The mary-gold, that goes to bed with th' fun,
And with him rises, weeping : these are flowers
Of middle summer, and, I think, they are given
To men of middle age. Y'are
Cam. I should leave grazing, were I of your flock,
And only live by gazing.
Per. Out, alas!
You'd be so lean, that blafts of January
Would blow you through and through. Now, my faireff
I would, I had some flowers o'th' spring, that might
Become your time of day; and yours, and yours,
That wear upon your virgin-branches yet
Your maiden-heads growing: O Proserpina,
For the Aowers now, that, frighted, thou let'rt fall
From Dis's waggon! daffadils,
That come before the fwallow dares, and take
The winds of March with beauty ; violets dim,
But sweeter than the lids of Juno's eyes,
Or Cytherea's breath; pale primroses,
That die unmarried, ere they can behold
Bright Phæbus in his strength ; (a malady,
Moft incident to maids;) bold oxlips, and
The crown-imperial ; lillies of all kinds,
The flower-de-lis being one. O, these I lack
To make you garlands of, and, my fweet friend,
To ftrow him o'er and o'er.
Flo. What? like a coarse
Per. No, like a bank, for love to lie and play on
Not like a coarse; or if, not to be buried
But quick, and in mine arms. Come, take your flowers :
Methinks, I play as I have seen them do
In whitson pastorals ; fure, this robe of mine
Does change my disposition.
Fl. What you do,
Still betters what is done. When you speak, (sweet)
I'd have you do it ever ; when you sing,
I'd have you buy and sell fo; so, give alms ;
Pray, so; and for the ord'ring your affairs,
To sing them too. When you do dance, I wish you
A wave o' th' fea, that you might ever do
Nothing but that; move ftill, fill fo,
And own no other function. Each your doing,
So fingular in each particular,
Crowns what you're doing in the present deeds,
That all your acts are Queens,
Per. O Doricles,
Your praises are too large ; but that your youth
And the true blood, which peeps forth fairly through it,
Do plainly give you out an unftain'd shepherd ;
With wisdom I might fear, my Doricles,
You woo'd me the false
Flo. I think, you have
As little skill to fear, as I have purpose
To put you to't. But, come ; our dance, I pray ;
Your hand, my Perdita ; so turtles pair,
That never mean to part.
Per. I'll swear for 'em.
Pol. This is the prettiest low-born lafs, that ever
Ran on the green-ford: nothing she does, or seems,
But smacks of something greater than herself,
Too noble for this place.
Gam. He tells her something, (13)
That makes her blood look out: good sooth, she is
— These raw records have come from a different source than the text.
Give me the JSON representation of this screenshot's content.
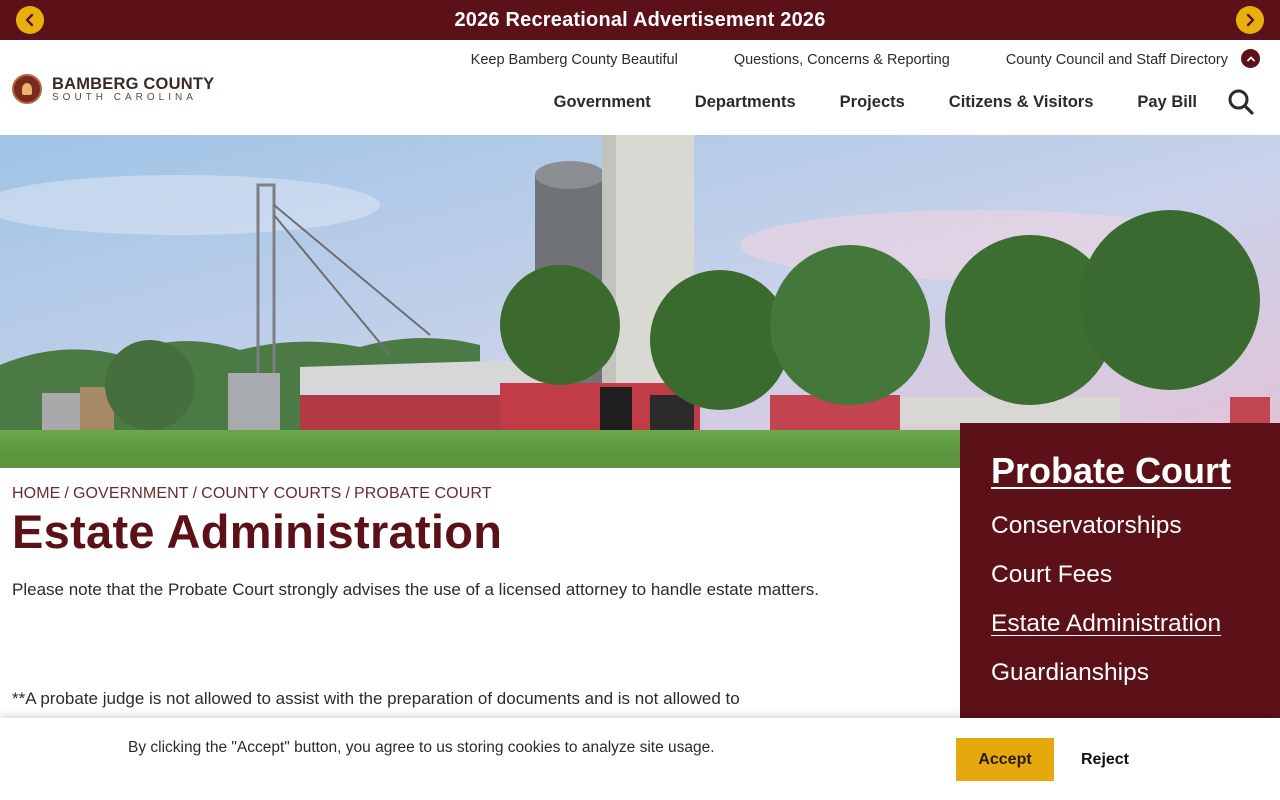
{
  "alert": {
    "text": "2026 Recreational Advertisement 2026"
  },
  "logo": {
    "name": "BAMBERG COUNTY",
    "tagline": "SOUTH CAROLINA"
  },
  "utility_nav": [
    {
      "label": "Keep Bamberg County Beautiful"
    },
    {
      "label": "Questions, Concerns & Reporting"
    },
    {
      "label": "County Council and Staff Directory"
    }
  ],
  "main_nav": [
    {
      "label": "Government"
    },
    {
      "label": "Departments"
    },
    {
      "label": "Projects"
    },
    {
      "label": "Citizens & Visitors"
    },
    {
      "label": "Pay Bill"
    }
  ],
  "breadcrumb": [
    "HOME",
    "GOVERNMENT",
    "COUNTY COURTS",
    "PROBATE COURT"
  ],
  "page": {
    "title": "Estate Administration",
    "paragraph1": "Please note that the Probate Court strongly advises the use of a licensed attorney to handle estate matters.",
    "paragraph2": "**A probate judge is not allowed to assist with the preparation of documents and is not allowed to"
  },
  "sidebar": {
    "title": "Probate Court",
    "items": [
      {
        "label": "Conservatorships",
        "active": false
      },
      {
        "label": "Court Fees",
        "active": false
      },
      {
        "label": "Estate Administration",
        "active": true
      },
      {
        "label": "Guardianships",
        "active": false
      }
    ]
  },
  "cookie": {
    "text": "By clicking the \"Accept\" button, you agree to us storing cookies to analyze site usage.",
    "accept_label": "Accept",
    "reject_label": "Reject"
  },
  "colors": {
    "brand_maroon": "#5c1118",
    "accent_gold": "#e3a90f"
  }
}
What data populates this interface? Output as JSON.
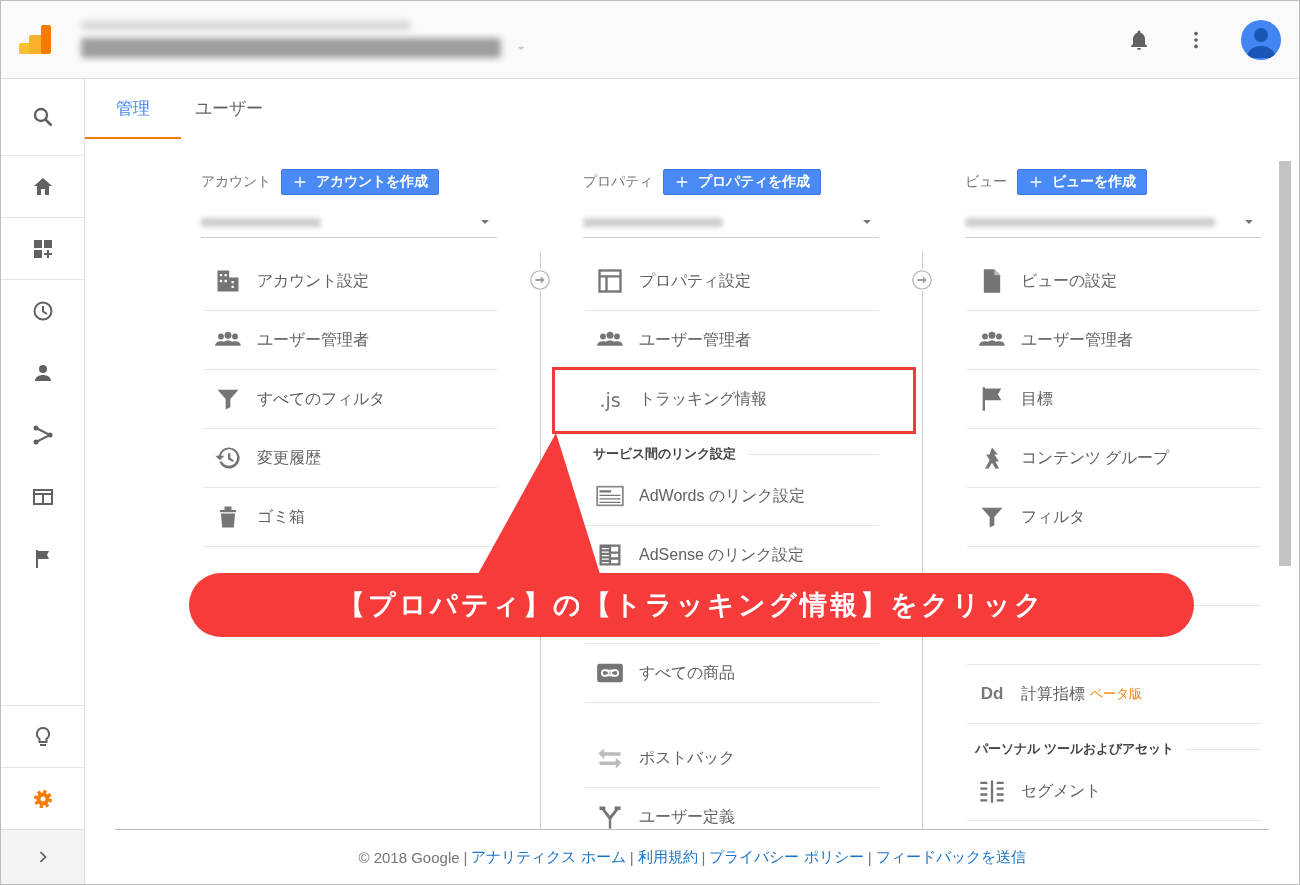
{
  "nav": {
    "items": [
      {
        "selected": false
      },
      {
        "selected": false
      },
      {
        "selected": false
      },
      {
        "selected": false
      },
      {
        "selected": false
      },
      {
        "selected": false
      },
      {
        "selected": false
      },
      {
        "selected": false
      }
    ],
    "bottom": [
      {
        "selected": false
      },
      {
        "selected": true
      }
    ]
  },
  "tabs": [
    {
      "label": "管理",
      "selected": true
    },
    {
      "label": "ユーザー",
      "selected": false
    }
  ],
  "columns": [
    {
      "label": "アカウント",
      "create_button": "アカウントを作成",
      "items": [
        {
          "kind": "item",
          "label": "アカウント設定"
        },
        {
          "kind": "item",
          "label": "ユーザー管理者"
        },
        {
          "kind": "item",
          "label": "すべてのフィルタ"
        },
        {
          "kind": "item",
          "label": "変更履歴"
        },
        {
          "kind": "item",
          "label": "ゴミ箱"
        }
      ]
    },
    {
      "label": "プロパティ",
      "create_button": "プロパティを作成",
      "items": [
        {
          "kind": "item",
          "label": "プロパティ設定"
        },
        {
          "kind": "item",
          "label": "ユーザー管理者"
        },
        {
          "kind": "item",
          "label": "トラッキング情報",
          "icon_text": ".js",
          "highlighted": true
        },
        {
          "kind": "header",
          "label": "サービス間のリンク設定"
        },
        {
          "kind": "item",
          "label": "AdWords のリンク設定"
        },
        {
          "kind": "item",
          "label": "AdSense のリンク設定"
        },
        {
          "kind": "covered"
        },
        {
          "kind": "item",
          "label": "すべての商品"
        },
        {
          "kind": "blank"
        },
        {
          "kind": "item",
          "label": "ポストバック"
        },
        {
          "kind": "item",
          "label": "ユーザー定義"
        }
      ]
    },
    {
      "label": "ビュー",
      "create_button": "ビューを作成",
      "items": [
        {
          "kind": "item",
          "label": "ビューの設定"
        },
        {
          "kind": "item",
          "label": "ユーザー管理者"
        },
        {
          "kind": "item",
          "label": "目標"
        },
        {
          "kind": "item",
          "label": "コンテンツ グループ"
        },
        {
          "kind": "item",
          "label": "フィルタ"
        },
        {
          "kind": "covered"
        },
        {
          "kind": "covered"
        },
        {
          "kind": "item",
          "label": "計算指標",
          "icon_text": "Dd",
          "badge": "ベータ版"
        },
        {
          "kind": "header",
          "label": "パーソナル ツールおよびアセット"
        },
        {
          "kind": "item",
          "label": "セグメント"
        }
      ]
    }
  ],
  "footer": {
    "copyright": "© 2018 Google",
    "separator": "|",
    "links": [
      "アナリティクス ホーム",
      "利用規約",
      "プライバシー ポリシー",
      "フィードバックを送信"
    ]
  },
  "annotation": {
    "text": "【プロパティ】の【トラッキング情報】をクリック"
  }
}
The Queen of curds and cream.
Clo. Come on, strike
Dor. Mopsa must be your mistress ; marry, garlick to
mend her kisfing with
Mop. Now, in good time.!
Cló. Not a word, a word ; we stand upon our man-
Ders ; comes strike up.
Here a dance of Shepherds and Shepherdefjes.
Pol. Pray, good Shepherd, what fair swain is this,
Who dances with your daughter?
He tells ber Somer bing,
That makes ber Blood look on't.] Thus all the old Editions
corruptedly. I dare say, I have restor'd the true Reading; and
the Meaning muft be this. The Prince tells her Something, bat
calls tbe Blood up into ber Cbeeks, and makes ber blush. She, but a
little before, uses à like Expression to describe the Prince's Sin-
cerity, which appeared in the honest Blood rising on his Face, ':
Four Praises are too large; battbat your
And the true Blood, wbicb peeps forth fairly through it,
De plainly give you out as unfain'd Sbepberdo